Start of Source records

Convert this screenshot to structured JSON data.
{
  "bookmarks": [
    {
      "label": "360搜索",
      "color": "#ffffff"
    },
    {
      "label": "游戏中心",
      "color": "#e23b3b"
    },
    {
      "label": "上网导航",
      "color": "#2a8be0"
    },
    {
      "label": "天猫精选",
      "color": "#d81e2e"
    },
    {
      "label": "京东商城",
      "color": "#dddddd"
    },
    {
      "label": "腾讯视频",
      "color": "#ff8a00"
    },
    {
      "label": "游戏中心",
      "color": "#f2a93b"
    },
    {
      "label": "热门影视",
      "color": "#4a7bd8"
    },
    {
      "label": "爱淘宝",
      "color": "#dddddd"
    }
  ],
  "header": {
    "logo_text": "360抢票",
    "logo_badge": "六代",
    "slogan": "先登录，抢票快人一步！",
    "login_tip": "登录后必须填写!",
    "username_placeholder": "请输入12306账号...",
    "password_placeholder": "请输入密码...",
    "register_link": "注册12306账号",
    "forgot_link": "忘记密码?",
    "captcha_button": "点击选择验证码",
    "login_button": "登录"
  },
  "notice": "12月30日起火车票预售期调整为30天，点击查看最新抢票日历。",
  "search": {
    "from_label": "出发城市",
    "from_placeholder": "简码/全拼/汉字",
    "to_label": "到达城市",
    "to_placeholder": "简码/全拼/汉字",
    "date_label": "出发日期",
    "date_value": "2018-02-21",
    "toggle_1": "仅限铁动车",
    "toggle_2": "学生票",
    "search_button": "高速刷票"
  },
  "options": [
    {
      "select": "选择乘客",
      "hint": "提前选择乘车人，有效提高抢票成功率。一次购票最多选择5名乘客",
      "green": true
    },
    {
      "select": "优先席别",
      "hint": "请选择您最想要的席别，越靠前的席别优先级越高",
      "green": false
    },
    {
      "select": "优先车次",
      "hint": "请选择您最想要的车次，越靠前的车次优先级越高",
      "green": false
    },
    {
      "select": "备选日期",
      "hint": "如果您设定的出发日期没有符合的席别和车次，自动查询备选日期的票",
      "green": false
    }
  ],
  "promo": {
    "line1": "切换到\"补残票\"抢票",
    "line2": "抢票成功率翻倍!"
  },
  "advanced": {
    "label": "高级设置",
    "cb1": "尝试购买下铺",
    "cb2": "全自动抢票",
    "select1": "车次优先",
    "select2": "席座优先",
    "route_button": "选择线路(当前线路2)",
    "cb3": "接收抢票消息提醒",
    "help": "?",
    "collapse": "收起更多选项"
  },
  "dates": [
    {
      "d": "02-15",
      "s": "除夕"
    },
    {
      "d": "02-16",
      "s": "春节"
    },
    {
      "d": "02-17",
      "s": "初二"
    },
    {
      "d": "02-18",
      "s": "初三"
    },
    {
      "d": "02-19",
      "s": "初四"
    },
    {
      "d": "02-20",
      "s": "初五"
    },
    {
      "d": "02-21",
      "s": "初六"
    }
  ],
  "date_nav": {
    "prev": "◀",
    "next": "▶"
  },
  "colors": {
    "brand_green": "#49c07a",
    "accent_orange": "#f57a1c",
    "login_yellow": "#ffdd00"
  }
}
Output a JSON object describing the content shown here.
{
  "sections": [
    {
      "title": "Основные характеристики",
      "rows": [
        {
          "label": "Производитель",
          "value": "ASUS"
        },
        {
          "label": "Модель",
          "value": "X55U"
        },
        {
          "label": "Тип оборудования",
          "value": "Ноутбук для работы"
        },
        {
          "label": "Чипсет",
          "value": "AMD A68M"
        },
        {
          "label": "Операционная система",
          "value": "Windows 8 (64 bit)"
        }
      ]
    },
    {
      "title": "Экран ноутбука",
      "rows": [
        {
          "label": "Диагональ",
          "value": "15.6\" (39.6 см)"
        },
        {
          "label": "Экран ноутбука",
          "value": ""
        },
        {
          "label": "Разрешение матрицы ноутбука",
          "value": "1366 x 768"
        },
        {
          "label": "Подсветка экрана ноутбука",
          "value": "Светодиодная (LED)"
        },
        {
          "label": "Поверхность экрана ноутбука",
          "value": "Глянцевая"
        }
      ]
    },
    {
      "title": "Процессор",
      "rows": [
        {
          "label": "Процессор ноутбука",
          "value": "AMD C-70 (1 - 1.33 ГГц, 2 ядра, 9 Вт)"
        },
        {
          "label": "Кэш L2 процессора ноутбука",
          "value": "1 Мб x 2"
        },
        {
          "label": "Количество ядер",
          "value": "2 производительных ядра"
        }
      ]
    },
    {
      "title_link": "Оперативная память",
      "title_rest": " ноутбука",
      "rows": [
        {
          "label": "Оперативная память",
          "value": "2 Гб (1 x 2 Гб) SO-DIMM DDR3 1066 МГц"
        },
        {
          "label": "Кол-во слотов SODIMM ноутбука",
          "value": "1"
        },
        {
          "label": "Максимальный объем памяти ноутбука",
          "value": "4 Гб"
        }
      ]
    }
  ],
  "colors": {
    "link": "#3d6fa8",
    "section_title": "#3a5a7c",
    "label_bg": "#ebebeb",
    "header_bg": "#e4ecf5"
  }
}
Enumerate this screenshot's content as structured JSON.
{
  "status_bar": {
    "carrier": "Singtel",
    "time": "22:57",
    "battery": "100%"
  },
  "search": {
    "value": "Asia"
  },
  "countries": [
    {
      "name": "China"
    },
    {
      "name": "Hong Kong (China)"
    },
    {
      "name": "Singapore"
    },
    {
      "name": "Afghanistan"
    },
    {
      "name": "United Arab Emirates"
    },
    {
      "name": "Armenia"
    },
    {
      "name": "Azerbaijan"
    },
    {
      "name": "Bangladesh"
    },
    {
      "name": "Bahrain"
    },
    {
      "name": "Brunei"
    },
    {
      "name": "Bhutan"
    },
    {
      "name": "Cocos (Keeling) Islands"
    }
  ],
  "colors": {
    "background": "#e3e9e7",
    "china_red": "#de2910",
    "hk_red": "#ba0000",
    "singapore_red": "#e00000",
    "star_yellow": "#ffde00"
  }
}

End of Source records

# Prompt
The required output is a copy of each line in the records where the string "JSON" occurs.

# Solution to the exercise
Convert this screenshot to structured JSON data.
Output a JSON object describing the content shown here.
Enumerate this screenshot's content as structured JSON.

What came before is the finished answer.